§ **WHAT IS REQUIRED**
Tally the lines below that include the string "emit". Reply with the total only.

§ **SOURCE RECORDS**
________________

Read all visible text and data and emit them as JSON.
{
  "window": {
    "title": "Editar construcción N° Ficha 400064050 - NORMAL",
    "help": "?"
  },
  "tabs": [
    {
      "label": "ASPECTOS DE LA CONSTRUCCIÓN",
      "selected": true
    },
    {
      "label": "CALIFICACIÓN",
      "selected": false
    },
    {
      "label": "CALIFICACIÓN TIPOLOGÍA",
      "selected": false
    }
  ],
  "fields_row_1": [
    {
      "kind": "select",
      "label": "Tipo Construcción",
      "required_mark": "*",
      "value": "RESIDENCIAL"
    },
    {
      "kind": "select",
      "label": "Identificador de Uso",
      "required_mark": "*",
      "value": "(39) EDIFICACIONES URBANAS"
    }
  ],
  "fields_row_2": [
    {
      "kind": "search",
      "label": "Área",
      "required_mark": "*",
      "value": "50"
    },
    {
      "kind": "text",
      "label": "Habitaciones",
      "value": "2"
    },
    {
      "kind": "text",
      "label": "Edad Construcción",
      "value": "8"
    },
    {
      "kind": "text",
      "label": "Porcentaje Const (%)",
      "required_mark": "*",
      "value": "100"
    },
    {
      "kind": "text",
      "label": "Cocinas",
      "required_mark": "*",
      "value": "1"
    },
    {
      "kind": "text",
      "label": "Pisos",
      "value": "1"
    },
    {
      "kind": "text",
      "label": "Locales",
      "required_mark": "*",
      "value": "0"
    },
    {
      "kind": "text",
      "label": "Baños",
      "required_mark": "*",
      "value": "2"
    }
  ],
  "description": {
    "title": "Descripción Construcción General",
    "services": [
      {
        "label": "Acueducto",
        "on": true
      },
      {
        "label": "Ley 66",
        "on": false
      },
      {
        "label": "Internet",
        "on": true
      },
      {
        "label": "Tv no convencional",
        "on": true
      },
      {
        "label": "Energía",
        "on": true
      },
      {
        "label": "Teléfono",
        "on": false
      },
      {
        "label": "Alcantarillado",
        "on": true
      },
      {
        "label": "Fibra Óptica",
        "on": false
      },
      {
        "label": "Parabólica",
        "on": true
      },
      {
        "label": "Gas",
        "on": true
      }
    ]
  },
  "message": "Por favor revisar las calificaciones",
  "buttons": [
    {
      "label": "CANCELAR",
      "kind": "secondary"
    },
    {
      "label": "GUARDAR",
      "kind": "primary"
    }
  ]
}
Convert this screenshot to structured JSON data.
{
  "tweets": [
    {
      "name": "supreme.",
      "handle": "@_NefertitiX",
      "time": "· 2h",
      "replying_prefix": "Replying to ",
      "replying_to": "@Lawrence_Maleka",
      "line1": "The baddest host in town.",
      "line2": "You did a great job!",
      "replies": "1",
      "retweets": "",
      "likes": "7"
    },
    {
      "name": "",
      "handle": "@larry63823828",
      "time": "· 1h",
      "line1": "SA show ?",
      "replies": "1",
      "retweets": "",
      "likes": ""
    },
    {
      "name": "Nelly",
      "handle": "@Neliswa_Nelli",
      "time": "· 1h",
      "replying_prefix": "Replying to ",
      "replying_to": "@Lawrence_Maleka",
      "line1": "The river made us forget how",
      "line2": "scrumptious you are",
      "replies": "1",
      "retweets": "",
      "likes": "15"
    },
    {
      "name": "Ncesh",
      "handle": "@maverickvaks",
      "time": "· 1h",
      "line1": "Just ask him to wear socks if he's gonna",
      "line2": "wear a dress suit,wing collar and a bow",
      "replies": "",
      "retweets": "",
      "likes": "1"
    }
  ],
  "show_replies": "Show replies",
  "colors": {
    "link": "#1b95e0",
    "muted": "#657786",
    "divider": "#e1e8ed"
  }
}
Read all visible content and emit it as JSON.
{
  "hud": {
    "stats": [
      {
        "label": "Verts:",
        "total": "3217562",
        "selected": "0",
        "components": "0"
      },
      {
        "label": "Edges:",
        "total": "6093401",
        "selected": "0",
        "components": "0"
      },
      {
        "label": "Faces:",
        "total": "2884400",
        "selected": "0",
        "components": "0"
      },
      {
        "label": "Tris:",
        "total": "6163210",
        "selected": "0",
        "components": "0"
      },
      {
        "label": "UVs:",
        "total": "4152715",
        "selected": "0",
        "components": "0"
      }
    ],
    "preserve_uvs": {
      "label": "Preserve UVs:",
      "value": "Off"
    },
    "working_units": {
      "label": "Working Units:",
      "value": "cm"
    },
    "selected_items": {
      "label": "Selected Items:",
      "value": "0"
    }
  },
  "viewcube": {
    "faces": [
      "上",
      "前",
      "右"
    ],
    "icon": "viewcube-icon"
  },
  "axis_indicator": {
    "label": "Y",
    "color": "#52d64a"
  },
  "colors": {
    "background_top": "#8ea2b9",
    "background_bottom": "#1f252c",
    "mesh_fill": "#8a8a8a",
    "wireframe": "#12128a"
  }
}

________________

§ **ANSWER TO THIS EXERCISE**
2